I suppose it's a bit embarrassing at my age to be rambling on about pop lyrics and the music that the youth of today listen to, but why break the habit of a lifetime?

That Arctic Monkeys tune - it's got a good beat, eh? And great lyrics. And lyrics is what this is all about. The genius of Jarvis Cocker (formerly of the Sheffield beat-combo Pulp, for those of you under 25), Eminem (a popular rapper from Detroit, for those of you over 80) , Tupac Shakur (a sadly deceased rapper, for those of you without the internet) and Dizzee Rascal (the talented garage MC who hails from my postcode - E3 in the area etc...). And that's not to mention, the lyrical genius of Mike Skinner from out of The Streets... and maybe even Pete Doherty's junkie/crackhead ramblings.

So are lyrics worthy of linguistic and/or literary analysis? Are they just a debased form of poetry made up by young punks/stoners/thugs (take your pick) high on a lethal cocktail of booze/weed/crack (take your pick), or perhaps the lovesick meanderings of teenage bedroom poets? The jury is out, but some A Level coursework moderators have issues with students tackling lyrics for their A2 Language Investigations and it's not hard to see why. Unless you take a strong linguistic focus on the lyrics you're studying and get away from crazed hero worship, your work may well be shallow and banal. What's needed - it seems to me - is an engagement with the meanings of lyrics within their specific social contexts and a close attention to the various ways in which lyrics reflect or shape the world they describe.

Should we, for example, take the monosyllabic mumblings of a dimwit like 50 Cent at face value, celebrating his hilarious simile skills such as "I'll lick you like a lollypop", or his claims to have been shot nine times (sadly perhaps, not 10 times, but I wouldn't say this to his face...) or should we read his lyrics as the work of a storyteller, building a fantasy around the bare bones of truth in his life story? And what about Eminem's insane tales of killing his ex-wife and mum, or even the extended stalker track, "Stan"? These all seem like fair game for some in depth analysis.

Jarvis Cocker has recently been in the news as "A specially commissioned verse by the singer will be unveiled this week in Sheffield, as part of the Off The Shelf literary festival" according to The Observer, while "the literary critic DJ Taylor described his lyrics on the 1998 album This is Hardcore as 'one of those rare occasions when a pop artist transforms himself without irony into an artist proper'" (again from The Observer).

Meanwhile, the lyrics of all those mentioned earlier: Dizzee Rascal, Eminem andTupac have been discussed at length in various highbrow publications. In a Guardian article in 2001, the writer Giles Foden compared Eminem to the literary giant Robert Browning.
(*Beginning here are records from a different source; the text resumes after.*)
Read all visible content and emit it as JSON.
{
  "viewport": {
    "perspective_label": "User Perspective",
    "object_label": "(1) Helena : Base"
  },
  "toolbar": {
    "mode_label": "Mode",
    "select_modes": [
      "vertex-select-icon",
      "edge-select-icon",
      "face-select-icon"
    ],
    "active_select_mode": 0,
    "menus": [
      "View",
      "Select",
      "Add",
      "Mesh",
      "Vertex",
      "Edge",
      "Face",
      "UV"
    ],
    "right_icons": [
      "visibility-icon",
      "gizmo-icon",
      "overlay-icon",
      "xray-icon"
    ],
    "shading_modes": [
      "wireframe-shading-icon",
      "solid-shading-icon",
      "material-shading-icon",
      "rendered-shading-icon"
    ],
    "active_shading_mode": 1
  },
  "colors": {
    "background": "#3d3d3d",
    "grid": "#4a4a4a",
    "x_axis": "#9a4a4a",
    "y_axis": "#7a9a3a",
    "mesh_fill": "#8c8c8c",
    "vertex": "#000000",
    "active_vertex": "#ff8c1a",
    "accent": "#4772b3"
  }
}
Elsewhere, Counterpunch, a political website in the USA described Mr Mathers as "A hired gun from the poor part of town, who preys on the powerless, extorts money from the poor and celebrates a thuggish brand of gangster capitalism".

Dizzee Rascal's lyrics get a look-in here while Tupac's legacy gets the critical overview here, and Mike Skinner of The Streets gets dissected here.

Useful for:
EA4C - Language Investigation